Wiremu Puke likens the relationship to the river as a bond between a mother and child. The bond is strengthened as people realise how important the river is. Wiremu stresses that retention of river stories keeps connections to the river alive. Wiremu is a child of the late Hare Puke – a former chairperson of the Tainui Māori Trust Board.
I used to hear the old people talk about this river as almost like one’s pito. That pito is like a emotional bond as a mother with its child – the same bond I would have with my aunty and with any members of my family. You can’t break that bond, but that bond can only be strengthened when one becomes more aware of the importance of a river like this.
When I think of the river – Waikato Taniwharau, he piko he taniwha, on every bend of the Waikato river is a chief – that really talks about the kaitiakitanga of each other’s tūpuna that they had over this river and being able to provide kai, to host and to celebrate their mana. Not all of it was always happy, but that comes with the territory. At the time, there was a lot of competition over kai, over māra kai were particularly the most prized.
I think with this river here, it’s a river that’s dangerous as well. You gotta be tūpato. If this river was a different river, like clean flowing water, you could see the bottom, safe to swim in – I bet you even the Pākehā will agree to me arguing over its mystique. If it was like this – if it was a river that was slow and meandering, safe to swim in, clean to look at and freshwater and you can see fish float in it, I bet you everybody would be on board the same waka. And because the river is only barely noticeable, you just drive across it, you only get about a 3 or 4 second snapshot of it, otherwise, unless you live on the banks of it, it doesn’t become as meaningful as it is.
I think, ensuring that those hapū histories are not lost. That’s the main part of keeping the connection alive and ensuring into the future we can commemorate those tūpuna, those wāhi tapu and in meaningful ways. And we’ve already provided added provisions here with the city council that many of our wāhi tapu pā along this river here in Kirikiriroa will be commemorated with pou and to allow whānau to bury pito and things under those pou to show their direct whakapapa link back to those sites, places that were recorded in those traditions.
The Waikato Tainui College for Research and Development acknowledges the financial support given by the Waikato River Cleanup Trust Fund which is administered by the Waikato River Authority.

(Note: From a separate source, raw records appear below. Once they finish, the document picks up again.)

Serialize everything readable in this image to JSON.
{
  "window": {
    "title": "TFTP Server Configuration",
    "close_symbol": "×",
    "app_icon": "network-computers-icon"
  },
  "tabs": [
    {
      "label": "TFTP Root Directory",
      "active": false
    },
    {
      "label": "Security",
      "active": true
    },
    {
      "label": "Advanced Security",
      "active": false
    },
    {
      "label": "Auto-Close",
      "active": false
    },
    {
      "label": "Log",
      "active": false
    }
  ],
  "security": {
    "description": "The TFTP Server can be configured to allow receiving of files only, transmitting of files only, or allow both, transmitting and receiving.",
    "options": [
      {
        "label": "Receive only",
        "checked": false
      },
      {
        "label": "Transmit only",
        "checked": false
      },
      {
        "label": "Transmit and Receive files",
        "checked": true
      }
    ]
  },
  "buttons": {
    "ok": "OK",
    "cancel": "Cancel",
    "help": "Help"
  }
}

The Waikato River Cleanup Trust does not necessarily endorse or support the content of the publication in any way.